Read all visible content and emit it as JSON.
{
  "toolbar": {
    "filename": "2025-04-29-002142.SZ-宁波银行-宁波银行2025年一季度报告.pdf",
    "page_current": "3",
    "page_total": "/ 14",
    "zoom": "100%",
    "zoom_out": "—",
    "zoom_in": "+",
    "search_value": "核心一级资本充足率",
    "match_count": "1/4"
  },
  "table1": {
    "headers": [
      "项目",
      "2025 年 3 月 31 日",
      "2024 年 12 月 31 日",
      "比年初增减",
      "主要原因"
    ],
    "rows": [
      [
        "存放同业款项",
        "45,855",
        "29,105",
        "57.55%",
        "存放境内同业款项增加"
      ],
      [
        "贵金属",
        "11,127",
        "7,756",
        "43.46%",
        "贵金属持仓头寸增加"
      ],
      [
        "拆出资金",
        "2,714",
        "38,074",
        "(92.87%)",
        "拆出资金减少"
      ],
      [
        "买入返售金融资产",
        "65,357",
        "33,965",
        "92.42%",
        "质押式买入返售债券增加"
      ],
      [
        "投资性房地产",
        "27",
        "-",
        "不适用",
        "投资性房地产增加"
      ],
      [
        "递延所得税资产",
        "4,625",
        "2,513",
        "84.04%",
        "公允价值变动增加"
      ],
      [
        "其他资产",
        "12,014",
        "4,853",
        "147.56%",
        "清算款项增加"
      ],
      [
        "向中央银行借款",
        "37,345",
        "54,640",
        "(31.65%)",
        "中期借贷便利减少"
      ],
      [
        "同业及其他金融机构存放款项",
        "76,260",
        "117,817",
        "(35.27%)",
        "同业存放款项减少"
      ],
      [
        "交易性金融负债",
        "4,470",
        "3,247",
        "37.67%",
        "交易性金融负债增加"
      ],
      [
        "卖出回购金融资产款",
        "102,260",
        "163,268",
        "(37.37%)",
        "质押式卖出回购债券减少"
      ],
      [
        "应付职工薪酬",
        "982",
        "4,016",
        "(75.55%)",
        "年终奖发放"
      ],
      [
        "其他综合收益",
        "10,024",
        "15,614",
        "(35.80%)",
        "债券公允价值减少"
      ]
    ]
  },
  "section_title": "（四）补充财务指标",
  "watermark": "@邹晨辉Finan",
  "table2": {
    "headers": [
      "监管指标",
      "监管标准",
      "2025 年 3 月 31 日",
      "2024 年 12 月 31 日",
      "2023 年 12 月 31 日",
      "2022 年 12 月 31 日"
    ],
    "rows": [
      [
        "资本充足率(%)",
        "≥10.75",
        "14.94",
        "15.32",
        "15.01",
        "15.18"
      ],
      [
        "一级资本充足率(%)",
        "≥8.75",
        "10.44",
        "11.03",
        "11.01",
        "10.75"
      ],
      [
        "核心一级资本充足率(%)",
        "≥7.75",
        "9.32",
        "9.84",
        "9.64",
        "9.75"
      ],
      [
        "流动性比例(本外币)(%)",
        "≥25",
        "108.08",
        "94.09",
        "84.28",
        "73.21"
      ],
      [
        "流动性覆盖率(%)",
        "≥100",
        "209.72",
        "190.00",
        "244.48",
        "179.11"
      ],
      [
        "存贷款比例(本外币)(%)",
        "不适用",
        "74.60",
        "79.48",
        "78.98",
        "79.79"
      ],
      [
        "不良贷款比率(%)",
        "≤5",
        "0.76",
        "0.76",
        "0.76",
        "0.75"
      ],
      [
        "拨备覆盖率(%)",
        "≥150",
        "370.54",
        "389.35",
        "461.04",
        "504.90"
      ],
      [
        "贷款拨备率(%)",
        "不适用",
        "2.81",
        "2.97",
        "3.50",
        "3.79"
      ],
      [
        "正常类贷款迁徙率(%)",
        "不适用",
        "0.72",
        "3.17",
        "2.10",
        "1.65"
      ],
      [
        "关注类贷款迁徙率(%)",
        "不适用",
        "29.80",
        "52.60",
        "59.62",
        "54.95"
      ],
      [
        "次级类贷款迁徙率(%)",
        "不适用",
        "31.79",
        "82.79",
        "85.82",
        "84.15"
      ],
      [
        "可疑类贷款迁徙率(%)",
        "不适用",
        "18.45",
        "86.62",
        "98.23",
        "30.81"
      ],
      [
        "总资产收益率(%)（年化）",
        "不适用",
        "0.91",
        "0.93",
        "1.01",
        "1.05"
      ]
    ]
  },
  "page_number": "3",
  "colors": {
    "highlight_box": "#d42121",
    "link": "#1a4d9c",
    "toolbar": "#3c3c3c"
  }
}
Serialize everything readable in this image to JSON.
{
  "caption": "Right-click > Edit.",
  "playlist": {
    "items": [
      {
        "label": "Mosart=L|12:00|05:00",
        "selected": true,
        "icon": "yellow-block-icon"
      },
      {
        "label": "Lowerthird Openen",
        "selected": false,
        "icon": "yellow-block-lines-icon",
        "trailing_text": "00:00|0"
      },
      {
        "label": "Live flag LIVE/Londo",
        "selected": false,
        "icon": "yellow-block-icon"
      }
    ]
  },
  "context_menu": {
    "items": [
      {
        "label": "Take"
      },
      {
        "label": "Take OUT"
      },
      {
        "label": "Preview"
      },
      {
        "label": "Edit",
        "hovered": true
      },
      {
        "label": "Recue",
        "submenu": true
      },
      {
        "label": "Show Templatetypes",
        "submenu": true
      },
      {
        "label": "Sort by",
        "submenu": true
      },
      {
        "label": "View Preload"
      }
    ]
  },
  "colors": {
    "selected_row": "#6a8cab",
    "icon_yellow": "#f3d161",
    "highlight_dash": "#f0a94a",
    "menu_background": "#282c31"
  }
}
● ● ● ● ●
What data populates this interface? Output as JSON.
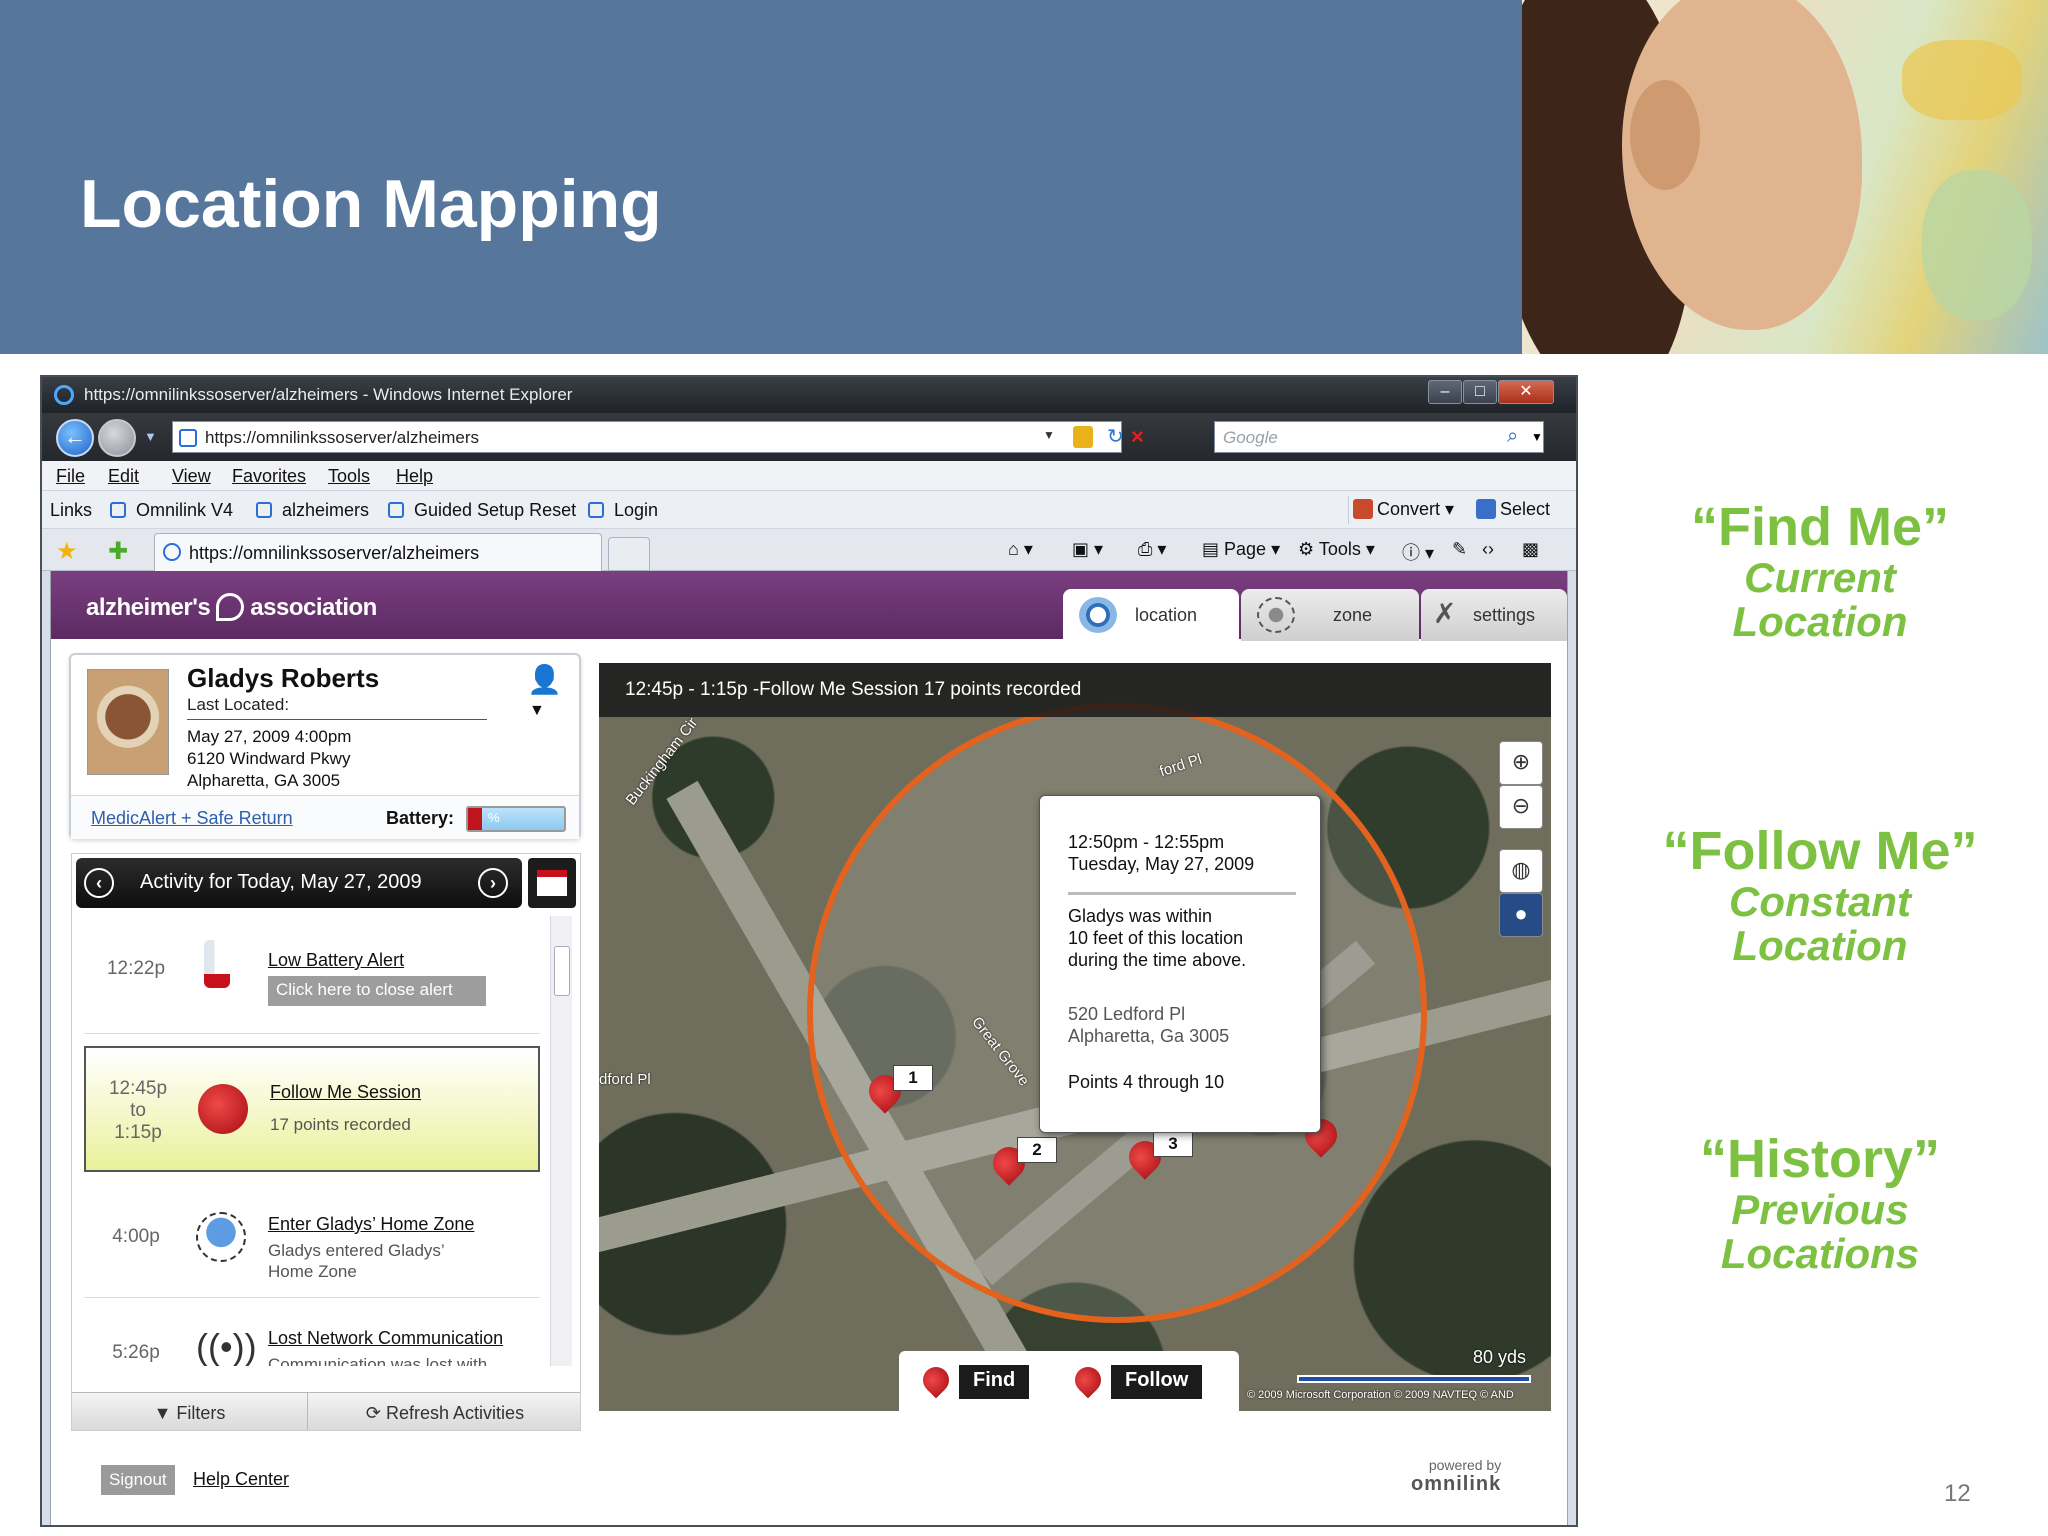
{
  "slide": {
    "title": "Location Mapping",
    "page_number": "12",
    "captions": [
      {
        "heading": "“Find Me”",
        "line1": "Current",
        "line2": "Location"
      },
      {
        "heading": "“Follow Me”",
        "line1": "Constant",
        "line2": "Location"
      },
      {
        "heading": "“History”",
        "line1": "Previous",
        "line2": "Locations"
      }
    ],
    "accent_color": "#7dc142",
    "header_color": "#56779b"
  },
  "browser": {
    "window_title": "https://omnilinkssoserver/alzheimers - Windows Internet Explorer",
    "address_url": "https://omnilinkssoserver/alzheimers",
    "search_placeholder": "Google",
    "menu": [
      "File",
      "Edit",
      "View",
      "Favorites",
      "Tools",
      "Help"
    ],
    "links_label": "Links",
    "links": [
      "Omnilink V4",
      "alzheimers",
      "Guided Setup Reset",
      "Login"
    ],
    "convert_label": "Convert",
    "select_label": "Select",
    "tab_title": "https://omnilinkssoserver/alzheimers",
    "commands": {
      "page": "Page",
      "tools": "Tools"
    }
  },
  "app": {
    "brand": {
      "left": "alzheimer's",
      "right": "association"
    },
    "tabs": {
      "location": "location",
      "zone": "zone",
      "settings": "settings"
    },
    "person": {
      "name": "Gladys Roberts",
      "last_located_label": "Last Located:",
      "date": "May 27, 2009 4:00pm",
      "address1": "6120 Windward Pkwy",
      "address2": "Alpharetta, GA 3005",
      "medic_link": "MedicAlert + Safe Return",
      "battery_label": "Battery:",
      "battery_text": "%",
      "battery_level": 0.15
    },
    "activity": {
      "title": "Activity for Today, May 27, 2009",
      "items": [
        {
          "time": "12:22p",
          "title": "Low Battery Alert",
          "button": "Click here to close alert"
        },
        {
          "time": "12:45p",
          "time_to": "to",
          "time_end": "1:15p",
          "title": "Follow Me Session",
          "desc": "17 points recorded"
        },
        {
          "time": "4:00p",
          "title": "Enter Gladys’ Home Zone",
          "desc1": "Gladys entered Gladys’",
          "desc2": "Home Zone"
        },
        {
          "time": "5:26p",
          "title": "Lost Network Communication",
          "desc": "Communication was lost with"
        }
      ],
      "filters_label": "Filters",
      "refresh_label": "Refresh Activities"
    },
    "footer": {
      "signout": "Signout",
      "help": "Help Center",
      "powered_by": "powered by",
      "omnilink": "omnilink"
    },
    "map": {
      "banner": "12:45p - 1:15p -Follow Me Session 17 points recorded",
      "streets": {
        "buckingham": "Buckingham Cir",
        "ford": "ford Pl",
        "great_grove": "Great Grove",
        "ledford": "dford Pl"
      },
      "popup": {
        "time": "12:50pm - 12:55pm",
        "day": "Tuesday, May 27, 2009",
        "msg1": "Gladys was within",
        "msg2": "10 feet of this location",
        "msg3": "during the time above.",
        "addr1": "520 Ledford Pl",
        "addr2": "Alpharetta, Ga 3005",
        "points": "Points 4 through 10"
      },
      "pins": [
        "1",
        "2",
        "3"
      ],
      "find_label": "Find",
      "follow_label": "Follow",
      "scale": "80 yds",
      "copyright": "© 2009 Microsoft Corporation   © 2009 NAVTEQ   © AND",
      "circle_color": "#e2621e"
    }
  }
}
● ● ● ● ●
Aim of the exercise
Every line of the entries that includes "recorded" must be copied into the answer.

Written solution
          "desc": "17 points recorded"
      "banner": "12:45p - 1:15p -Follow Me Session 17 points recorded",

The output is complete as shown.